▶ **Work task**
Find every line in the entries that holds the string "value" and report it.
Data listing Block Start
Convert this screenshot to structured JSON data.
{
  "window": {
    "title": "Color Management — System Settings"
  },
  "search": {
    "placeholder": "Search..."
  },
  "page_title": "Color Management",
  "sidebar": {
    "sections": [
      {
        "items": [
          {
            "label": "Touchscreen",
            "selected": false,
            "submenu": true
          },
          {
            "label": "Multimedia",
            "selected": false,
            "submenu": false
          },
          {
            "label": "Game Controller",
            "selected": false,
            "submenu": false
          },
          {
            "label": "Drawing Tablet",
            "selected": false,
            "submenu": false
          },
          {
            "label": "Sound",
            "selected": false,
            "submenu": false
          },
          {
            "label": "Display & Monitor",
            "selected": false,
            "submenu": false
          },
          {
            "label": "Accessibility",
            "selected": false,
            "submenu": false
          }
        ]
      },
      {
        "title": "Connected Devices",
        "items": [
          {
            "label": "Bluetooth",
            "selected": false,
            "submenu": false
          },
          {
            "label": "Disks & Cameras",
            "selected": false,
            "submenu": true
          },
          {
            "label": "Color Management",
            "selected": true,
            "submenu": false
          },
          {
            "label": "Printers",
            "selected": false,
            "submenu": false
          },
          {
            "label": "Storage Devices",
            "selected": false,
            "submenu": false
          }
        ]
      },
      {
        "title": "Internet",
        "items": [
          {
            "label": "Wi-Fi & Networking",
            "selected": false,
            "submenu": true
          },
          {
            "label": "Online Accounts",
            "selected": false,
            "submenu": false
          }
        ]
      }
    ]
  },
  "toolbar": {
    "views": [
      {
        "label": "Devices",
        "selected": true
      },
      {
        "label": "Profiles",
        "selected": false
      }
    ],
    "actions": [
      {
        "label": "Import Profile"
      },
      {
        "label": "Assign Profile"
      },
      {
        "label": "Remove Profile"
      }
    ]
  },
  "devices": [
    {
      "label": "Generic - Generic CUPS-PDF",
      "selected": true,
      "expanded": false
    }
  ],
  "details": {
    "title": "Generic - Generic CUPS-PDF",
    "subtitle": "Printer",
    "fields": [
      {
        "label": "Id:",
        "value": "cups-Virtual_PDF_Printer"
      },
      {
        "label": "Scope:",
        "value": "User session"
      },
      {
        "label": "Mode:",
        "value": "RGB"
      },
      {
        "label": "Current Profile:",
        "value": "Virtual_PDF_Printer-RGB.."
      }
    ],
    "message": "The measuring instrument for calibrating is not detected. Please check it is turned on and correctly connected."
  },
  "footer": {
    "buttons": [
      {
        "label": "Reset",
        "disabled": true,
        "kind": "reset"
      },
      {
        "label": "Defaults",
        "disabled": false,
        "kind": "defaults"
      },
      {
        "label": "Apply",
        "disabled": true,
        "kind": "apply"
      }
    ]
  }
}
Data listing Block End
▶ **Result of this exercise**
        "value": "cups-Virtual_PDF_Printer"
        "value": "User session"
        "value": "RGB"
        "value": "Virtual_PDF_Printer-RGB.."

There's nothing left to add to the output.